BILSON, Leonard (1616-95), of West Mapledurham, nr. Petersfield, Hants.
Available from Boydell and Brewer
Family and Education
bap. 5 Dec. 1616, 3rd but 2nd surv. s. of Sir Thomas Bilson† of West Mapledurham by Susanna, da. of Sir William Uvedale† of Wickham. educ. Univ. Coll. Oxf. 1632, BA 1635, MA 1637. m. 29 June 1654, Eleanor, da. and coh. of Sir William Lewis, 1st Bt., of Bordean House, East Meon, 2s. (1 d.v.p.) suc. bro. 1652.1
J.p. Hants July 1660-Apr. 1688, 1689-d., commr. for assessment Aug. 1660-80, 1689-90, maj. of militia ft. Nov. 1660, lt.-col. by 1679-?85, sheriff 1672-3, dep. lt. 1689-d.2
Bilson’s family originally came from Germany in the 16th century and settled in Winchester, where they established themselves as brewers. His grandfather became bishop of Winchester in 1597, and purchased West Mapledurham, two miles from Petersfield, in 1605. His father represented Winchester in the Addled Parliament, and later acquired Castle House in Petersfield, which increased the family interest in the borough. He was probably a royalist sympathizer, since he was added to the commission of the peace in 1643, but he avoided commitment during the Civil War. Bilson himself was presumably intended for the Church. He was pricked as sheriff in 1672, but not obliged to serve, and first returned for Petersfield in 1677 at the age of 60. An inactive Member of the Cavalier Parliament, he was appointed to only three committees of minor importance. He was marked ‘worthy’ on Shaftesbury’s list in 1677, and again after his re-election; but he was absent from the division on the first exclusion bill and he remained on the commission of the peace in 1680. This discreet attitude may have been influenced by the grant in 1679 of a small custodian lease of the lands belonging to an outlaw. He was not appointed to any committees in the three Exclusion Parliaments.

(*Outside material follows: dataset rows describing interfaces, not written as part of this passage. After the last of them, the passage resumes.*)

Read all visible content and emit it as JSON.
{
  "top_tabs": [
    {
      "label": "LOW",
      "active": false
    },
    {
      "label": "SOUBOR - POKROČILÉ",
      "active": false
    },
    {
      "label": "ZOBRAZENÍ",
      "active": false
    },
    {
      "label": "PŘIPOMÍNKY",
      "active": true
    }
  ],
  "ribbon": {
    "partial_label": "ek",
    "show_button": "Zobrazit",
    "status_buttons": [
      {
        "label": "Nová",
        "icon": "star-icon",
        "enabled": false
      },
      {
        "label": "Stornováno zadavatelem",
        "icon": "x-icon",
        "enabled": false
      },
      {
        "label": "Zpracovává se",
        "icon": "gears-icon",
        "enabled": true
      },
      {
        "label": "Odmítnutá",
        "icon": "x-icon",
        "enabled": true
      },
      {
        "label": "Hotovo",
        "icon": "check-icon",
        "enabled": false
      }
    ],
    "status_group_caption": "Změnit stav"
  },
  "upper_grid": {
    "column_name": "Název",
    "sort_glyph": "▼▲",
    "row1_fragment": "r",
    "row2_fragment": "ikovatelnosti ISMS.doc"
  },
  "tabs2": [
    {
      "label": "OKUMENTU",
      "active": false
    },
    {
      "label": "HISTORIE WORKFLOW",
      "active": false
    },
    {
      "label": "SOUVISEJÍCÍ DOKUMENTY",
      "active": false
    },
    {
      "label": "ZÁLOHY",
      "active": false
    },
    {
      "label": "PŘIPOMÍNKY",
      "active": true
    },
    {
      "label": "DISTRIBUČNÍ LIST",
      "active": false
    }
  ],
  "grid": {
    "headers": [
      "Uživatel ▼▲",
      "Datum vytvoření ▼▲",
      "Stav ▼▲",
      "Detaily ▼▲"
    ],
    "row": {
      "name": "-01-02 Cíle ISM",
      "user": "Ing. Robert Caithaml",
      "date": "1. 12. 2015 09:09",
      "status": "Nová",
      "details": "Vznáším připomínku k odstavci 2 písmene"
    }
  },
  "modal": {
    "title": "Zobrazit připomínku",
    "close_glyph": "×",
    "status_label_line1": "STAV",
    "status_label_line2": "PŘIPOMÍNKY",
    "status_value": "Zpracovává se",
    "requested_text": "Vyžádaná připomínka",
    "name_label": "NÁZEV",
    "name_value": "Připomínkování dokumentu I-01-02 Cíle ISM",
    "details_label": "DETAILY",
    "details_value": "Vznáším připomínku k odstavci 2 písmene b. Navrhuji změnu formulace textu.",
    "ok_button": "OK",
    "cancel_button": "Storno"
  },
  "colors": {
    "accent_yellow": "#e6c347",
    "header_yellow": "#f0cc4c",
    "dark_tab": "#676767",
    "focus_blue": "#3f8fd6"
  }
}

He did not stand again, making way in 1685 for his son Thomas Bilson. In 1688, in reply to James II’s questions on the repeal of the Test Act and Penal Laws: ‘he cannot in conscience consent to the two first, and that having made them he will live and die by them’. After the Revolution, he was not only restored to the commission of the peace, but appointed a deputy lieutenant. He died on 10 Dec. 1695 and was buried at Buriton.3